Durante la actualización de esta revisión se actualizó la estrategia original de búsqueda al buscar hasta diciembre de 2010 en las bases de datos electrónicas siguientes: Registro Especializado de Ensayos Controlados del Grupo Cochrane de Enfermedades Musculoesqueléticas (Cochrane Musculoskeletal Group); Registro Cochrane Central de Ensayos Controlados (Cochrane Central Register of Controlled Trials, CENTRAL) (Cochrane Library, 2010, número 12); MEDLINE; EMBASE; HealthSTAR; Sports Discus; CINAHL; PEDro; Web of Science; Controlled Clinical Trials; y AMED. Se intentó identificar otros estudios mediante el contacto con expertos, y a través de las búsquedas en las listas de referencias y en los registros de ensayos.

Criterios de selección

Todos los los ensayos controlados con asignación aleatoria (ECAs) que cumplieron con los criterios de inclusión predeterminados.

Obtención y análisis de los datos

Pares de miembros del equipo de revisión extrajeron los datos y evaluaron la calidad del ensayo mediante formularios predeterminados. Para los resultados dicotómicos (fracturas) se calcularon los cocientes de riesgos (CR) mediante un modelo de efectos fijos. Para los datos continuos se calcularon las diferencias de medias (DM) del cambio con respecto al valor inicial. Cuando hubo heterogeneidad (determinada por la estadística I2) se utilizó un modelo de efectos aleatorios.

Resultados principales

Cuarenta y tres ECsA (27 nuevos en esta actualización) con 4 320 participantes cumplieron los criterios de inclusión. Las intervenciones con el tipo de ejercicio más efectivo sobre la densidad mineral ósea (DMO) para el cuello del fémur parecen ser los ejercicios de fuerza intensa sin peso como el entrenamiento progresivo de fuerza de resistencia para los miembros inferiores (DM 1,03; intervalo de confianza [IC] del 95%: 0,24 a 1,82). Las intervenciones más efectivas para la DMO de la columna fueron los programas de ejercicios de combinación (DM 3,22; IC del 95%: 1,80 a 4,64) en comparación con los grupos control. Las fracturas y las caídas se informaron como eventos adversos en algunos estudios. No hubo efectos sobre la cantidad de fracturas (odds ratio [OR] 0,61; IC del 95%: 0,23 a 1,64). En general la calidad del informe de los estudios en los metanálisis fue deficiente, particularmente en las áreas de generación de la secuencia, la ocultación de la asignación, el cegamiento y las pérdidas durante el seguimiento.
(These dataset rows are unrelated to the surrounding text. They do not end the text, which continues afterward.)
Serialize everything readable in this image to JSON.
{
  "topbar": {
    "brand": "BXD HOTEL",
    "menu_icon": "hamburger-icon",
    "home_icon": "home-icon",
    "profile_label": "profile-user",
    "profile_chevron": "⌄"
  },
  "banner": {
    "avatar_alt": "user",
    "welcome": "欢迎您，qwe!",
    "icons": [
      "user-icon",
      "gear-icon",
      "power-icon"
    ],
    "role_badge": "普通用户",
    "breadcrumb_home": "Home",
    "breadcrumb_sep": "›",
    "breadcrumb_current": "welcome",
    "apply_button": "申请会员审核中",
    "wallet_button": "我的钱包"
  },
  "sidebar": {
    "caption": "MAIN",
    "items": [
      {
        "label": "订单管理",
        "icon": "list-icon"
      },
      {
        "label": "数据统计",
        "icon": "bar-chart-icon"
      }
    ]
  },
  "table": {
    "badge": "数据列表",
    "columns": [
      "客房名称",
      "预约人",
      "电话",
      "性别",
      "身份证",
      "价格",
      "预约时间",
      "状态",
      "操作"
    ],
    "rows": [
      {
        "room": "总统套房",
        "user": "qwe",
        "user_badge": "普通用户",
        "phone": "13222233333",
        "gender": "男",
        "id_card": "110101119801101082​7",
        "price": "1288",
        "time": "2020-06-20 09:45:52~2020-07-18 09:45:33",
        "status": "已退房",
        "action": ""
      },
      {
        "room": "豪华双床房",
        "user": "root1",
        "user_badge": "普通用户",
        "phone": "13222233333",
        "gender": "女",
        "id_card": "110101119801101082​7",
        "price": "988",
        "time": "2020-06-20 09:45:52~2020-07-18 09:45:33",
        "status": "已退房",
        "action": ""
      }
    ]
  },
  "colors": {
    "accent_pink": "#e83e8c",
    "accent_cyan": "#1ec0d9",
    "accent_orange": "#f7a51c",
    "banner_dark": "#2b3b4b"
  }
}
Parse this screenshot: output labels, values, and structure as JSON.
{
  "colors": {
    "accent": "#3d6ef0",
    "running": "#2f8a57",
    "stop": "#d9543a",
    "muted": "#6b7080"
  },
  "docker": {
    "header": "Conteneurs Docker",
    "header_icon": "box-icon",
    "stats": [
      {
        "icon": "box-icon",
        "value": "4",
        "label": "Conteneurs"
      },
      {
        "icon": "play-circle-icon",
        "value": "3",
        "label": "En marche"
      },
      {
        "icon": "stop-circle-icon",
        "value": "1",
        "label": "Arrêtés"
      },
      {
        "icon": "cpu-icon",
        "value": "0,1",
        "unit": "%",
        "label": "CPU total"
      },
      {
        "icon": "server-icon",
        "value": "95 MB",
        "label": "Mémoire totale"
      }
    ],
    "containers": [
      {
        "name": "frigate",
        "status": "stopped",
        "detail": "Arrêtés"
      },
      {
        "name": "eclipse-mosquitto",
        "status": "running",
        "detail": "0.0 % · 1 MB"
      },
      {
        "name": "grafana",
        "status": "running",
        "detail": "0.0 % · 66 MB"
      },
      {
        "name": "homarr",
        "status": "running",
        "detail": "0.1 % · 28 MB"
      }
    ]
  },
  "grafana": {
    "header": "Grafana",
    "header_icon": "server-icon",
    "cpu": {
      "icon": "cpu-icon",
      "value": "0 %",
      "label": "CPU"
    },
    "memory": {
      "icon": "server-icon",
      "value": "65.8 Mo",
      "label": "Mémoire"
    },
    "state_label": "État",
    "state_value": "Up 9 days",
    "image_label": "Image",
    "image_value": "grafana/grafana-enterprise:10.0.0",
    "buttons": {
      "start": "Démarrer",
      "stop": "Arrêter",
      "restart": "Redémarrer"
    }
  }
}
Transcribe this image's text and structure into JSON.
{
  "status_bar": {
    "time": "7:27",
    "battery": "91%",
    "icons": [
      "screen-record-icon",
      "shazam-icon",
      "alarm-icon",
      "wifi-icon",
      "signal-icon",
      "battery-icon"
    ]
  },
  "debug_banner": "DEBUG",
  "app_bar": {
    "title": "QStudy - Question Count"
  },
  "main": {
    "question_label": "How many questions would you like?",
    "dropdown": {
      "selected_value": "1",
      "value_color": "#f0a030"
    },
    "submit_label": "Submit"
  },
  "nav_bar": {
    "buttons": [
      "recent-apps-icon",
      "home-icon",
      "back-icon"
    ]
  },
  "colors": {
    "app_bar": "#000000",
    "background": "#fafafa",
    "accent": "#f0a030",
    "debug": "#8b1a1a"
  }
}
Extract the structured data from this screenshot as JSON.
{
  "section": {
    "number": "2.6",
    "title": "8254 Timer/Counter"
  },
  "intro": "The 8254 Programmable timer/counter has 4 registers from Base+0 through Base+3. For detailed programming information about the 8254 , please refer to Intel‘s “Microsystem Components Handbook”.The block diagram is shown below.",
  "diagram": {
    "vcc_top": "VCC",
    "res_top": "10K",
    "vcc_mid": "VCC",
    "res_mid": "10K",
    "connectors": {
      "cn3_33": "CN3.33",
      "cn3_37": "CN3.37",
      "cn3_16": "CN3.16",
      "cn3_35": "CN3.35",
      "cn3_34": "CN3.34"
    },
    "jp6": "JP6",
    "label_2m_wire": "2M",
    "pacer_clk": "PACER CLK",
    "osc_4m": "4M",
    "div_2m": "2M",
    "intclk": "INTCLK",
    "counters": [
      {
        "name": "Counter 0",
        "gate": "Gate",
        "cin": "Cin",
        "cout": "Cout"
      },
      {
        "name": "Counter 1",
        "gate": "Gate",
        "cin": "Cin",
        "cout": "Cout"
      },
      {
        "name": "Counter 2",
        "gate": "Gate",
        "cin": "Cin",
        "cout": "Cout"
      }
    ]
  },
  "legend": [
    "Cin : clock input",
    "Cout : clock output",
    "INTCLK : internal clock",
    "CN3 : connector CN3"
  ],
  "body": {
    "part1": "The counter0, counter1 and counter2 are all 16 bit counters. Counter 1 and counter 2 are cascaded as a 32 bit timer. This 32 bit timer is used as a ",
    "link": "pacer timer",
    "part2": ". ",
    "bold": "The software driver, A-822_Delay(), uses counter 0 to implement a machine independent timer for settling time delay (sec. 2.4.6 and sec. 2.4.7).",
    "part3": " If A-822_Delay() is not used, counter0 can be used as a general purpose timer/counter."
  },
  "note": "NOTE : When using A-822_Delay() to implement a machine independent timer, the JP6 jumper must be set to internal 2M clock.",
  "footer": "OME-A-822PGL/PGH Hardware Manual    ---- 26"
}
Conclusiones de los autores

Estos resultados indican un efecto significativo relativamente pequeño pero posiblemente importante de los ejercicios sobre la densidad ósea en comparación con los grupos control. El ejercicio tiene la posibilidad de ser una manera segura y efectiva de evitar la pérdida ósea en las pacientes postmenopáusicas.

Traducción

Traducción realizada por el Centro Cochrane Iberoamericano